As the netizens found themselves smitten by a viral video of a herd of Asian elephants resting during its migration journey in China early this week, here's an expert who's spreading awareness on the issue in a creative way.

Meet elephant biologist Dr Sanjeeta Pokharel who lives in Bangalore and has been researching and exploring the fascinating lives of elephants in the wild, captivity, and human-dominated areas for several years. She has also been raising awareness about elephant ecology and conservation in a creative way through her copyrighted character 'Bhunte'.

Dr Pokharel's 'Bhunte' introduced 'Wang Shu' to its followers and also the fact how humans have vastly inhabited lands that once belonged mostly to the largest land mammal.

And so the story goes

The viral story: Elephant herd caught napping by Chinese drones tracking the family's migration journey
The viral story: Elephant herd caught napping by Chinese drones tracking the family's migration journeyReuters

Wang Shu and his herd members are travelling through the cities from their home for a few months. Every human, wondering why Wang Shu's herd is making such a long tour in their habitations, barely know that Wang Shu wanted to be in a new home and also meet his friend, Bhunte. It was Wang Shu's grandmother who knew the route, which she remembered from her journey with her grandmom 40 to 50 years back when she was of Wang Shu's age.

She started the journey, therefore. To her dismay, she found that there were no streams to cross and splash water, which she remembers playing with her tiny trunk when her grandmom dragged her out of the water. No trees to tear up the branches to swat away the flies. She was completely perplexed when she found that there were concrete floors, lights, vehicles, houses, crowds, and more concrete! She tried to search more. She guided her herd through these houses and cities, yet did not reach the forest. Wang Shu was tired and so were his cousins.

Wang Shu's grand-mom had no choice but to be back. On their way back to their old home, they rested. Wang Shu and his aunts fell asleep as they travelled almost 500 km. In his dream, Wang Shu saw Bhunte approaching him with his ears raised high and trumpeting towards him. He was excited. He woke up and climbed over his mother to get more sleep. Once Wang Shu will grow into an old Tusker, he will certainly start this journey again to meet his friend.

Bhunte watching over the elephant herd resting after trekking for more than 500 kms
Bhunte watching over the elephant herd resting after trekking for more than 500 kmsInstagram/bhunte_elephant

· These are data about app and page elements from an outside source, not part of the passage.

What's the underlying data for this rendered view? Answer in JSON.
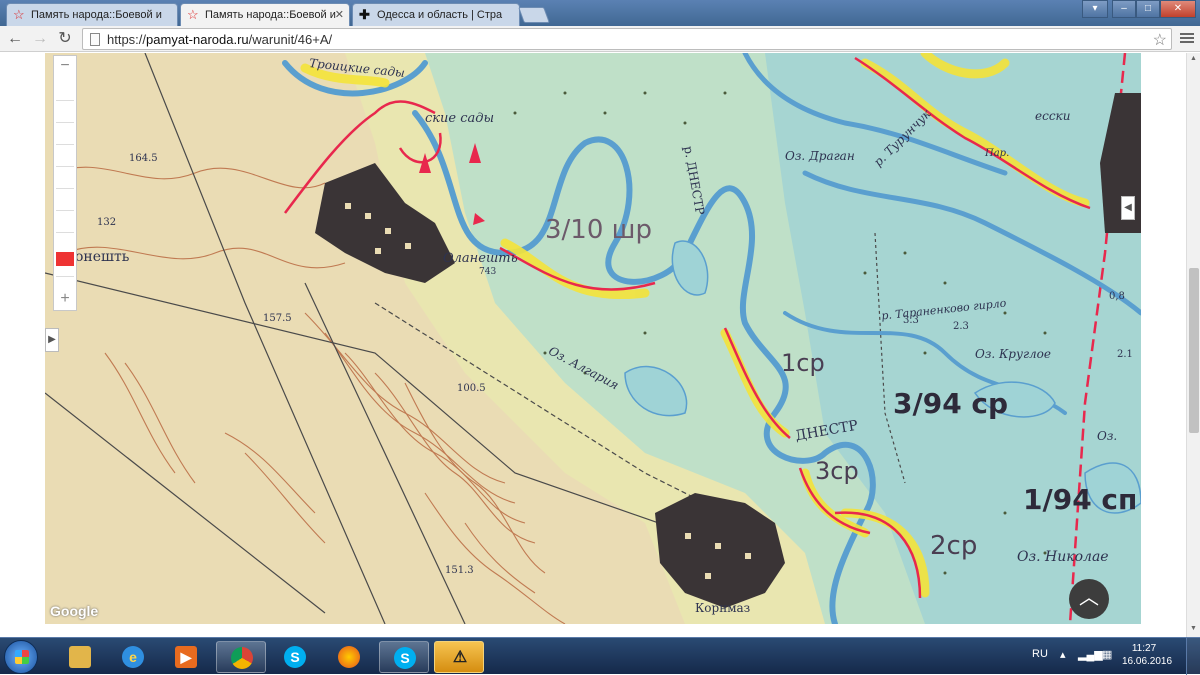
{
  "browser": {
    "tabs": [
      {
        "title": "Память народа::Боевой и",
        "icon": "star-icon",
        "active": false
      },
      {
        "title": "Память народа::Боевой и",
        "icon": "star-icon",
        "active": true
      },
      {
        "title": "Одесса и область | Стра",
        "icon": "cross-icon",
        "active": false
      }
    ],
    "url": "https://pamyat-naroda.ru/warunit/46+A/",
    "url_scheme": "https://",
    "url_host": "pamyat-naroda.ru",
    "url_path": "/warunit/46+A/"
  },
  "map": {
    "provider_logo": "Google",
    "labels": {
      "olaneshty_top": "Оланешть",
      "olaneshty_left": "онешть",
      "dnestr_1": "р. ДНЕСТР",
      "dnestr_2": "ДНЕСТР",
      "turunchuk": "р. Турунчук",
      "lake_dragan": "Оз. Драган",
      "lake_algarya": "Оз. Алгария",
      "lake_krugloe": "Оз. Круглое",
      "lake_nikolaev": "Оз. Николае",
      "lake_oz": "Оз.",
      "taranenkovo": "р. Тараненково гирло",
      "troitskie_sady": "Троицкие сады",
      "sady": "ские сады",
      "kornmaz": "Корнмаз",
      "unit_3_10": "3/10 шр",
      "unit_1cp": "1ср",
      "unit_3_94": "3/94 ср",
      "unit_3cp": "3ср",
      "unit_1_94": "1/94 сп",
      "unit_2cp": "2ср",
      "elev_164": "164.5",
      "elev_132": "132",
      "elev_157": "157.5",
      "elev_100": "100.5",
      "elev_151": "151.3",
      "elev_743": "743",
      "elev_3_3": "3.3",
      "elev_2_3": "2.3",
      "elev_0_8": "0,8",
      "elev_2_1": "2.1",
      "pier": "Пар.",
      "essky": "есски"
    }
  },
  "taskbar": {
    "items": [
      {
        "name": "explorer-icon",
        "open": false
      },
      {
        "name": "ie-icon",
        "open": false
      },
      {
        "name": "media-player-icon",
        "open": false
      },
      {
        "name": "chrome-icon",
        "open": true
      },
      {
        "name": "skype-icon",
        "open": false
      },
      {
        "name": "firefox-icon",
        "open": false
      },
      {
        "name": "skype-icon-2",
        "open": true
      },
      {
        "name": "warning-icon",
        "open": true
      }
    ],
    "language": "RU",
    "time": "11:27",
    "date": "16.06.2016"
  },
  "colors": {
    "river": "#5a9fcf",
    "water_fill": "#9fd3d6",
    "land": "#e9e6b0",
    "settlement": "#3a3436",
    "front_line": "#e8284d",
    "highlight": "#f4e33a",
    "contour": "#c07a52"
  }
}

Why elephants migrate?

In a conversation with IBTimes, Dr Pokharel explained, "Elephants migrate seasonally or occasionally like most wild species but they also retain old memories. No scientist can ever specifically point out why elephants migrate, could be to find a new habitat or to find more resources, or maybe to get on an old-remembered path. As humans, we need to accept that we are living in their natural habitat."

On June 8, Chinese state media released drone footage that showed a herd of 15 elephants, including a young calf, taking a rest in the forested area of Kunming, the capital of Yunnan province.

According to the official Xinhua news agency, the group of Asian elephants, which includes three calves, originally lived in a nature reserve and have trekked for nearly 500 km along highways and through fields of crops over the past few months.

Human-elephant interactions vs conflict

During the process of capturing the Chinese elephant herd's journey, a few video footages of people waking up and opening their city windows to the site of the elephant herd walking around, crossing the roads went viral too, catching citizens in disbelief. If only they understood that the elephants were probably on their path that was once laid with trees and streams but now replaced with buildings and vehicles.

Dr Pokharel who hails from Nepal is currently a visiting scientist at the Centre for Ecological Sciences at the Indian Institute of Science. Her last work was based on Japan's captivated elephants and how stress levels could be identified in captivated Asian elephants through their tail hair.

Having spent years studying the species in different environments, she is conscious to not use terms such as 'conflict', 'vulnerable', 'submissive' to address human-elephant relationships. She prefers to call it an 'interaction' between two species and shares how the intelligent beings living in human-dominated areas have altered their natural habits to adapt to their new environment.

"If you observe an elephant in the wild, its natural behaviour would be to forage for 16 hours during the day—it will walk around, eat, rest, walk again, eat, rest—and at night, it will sleep for around 8 hours," she explains adding that not many studies have been done to research elephants' sleep patterns.

"But in human-dominated areas especially villages surrounding forests where elephants are found, elephants have learned to adapt and alter their natural behaviour. They try to avoid humans and hence, hide during the day and in the night when they know everybody is asleep, they come out to find food and eat. Unlike in the wild where they eat at leisure, here, they eat whatever they find hurriedly and run away as soon as they can," she clarifies further citing the elephant's human avoidance behaviour.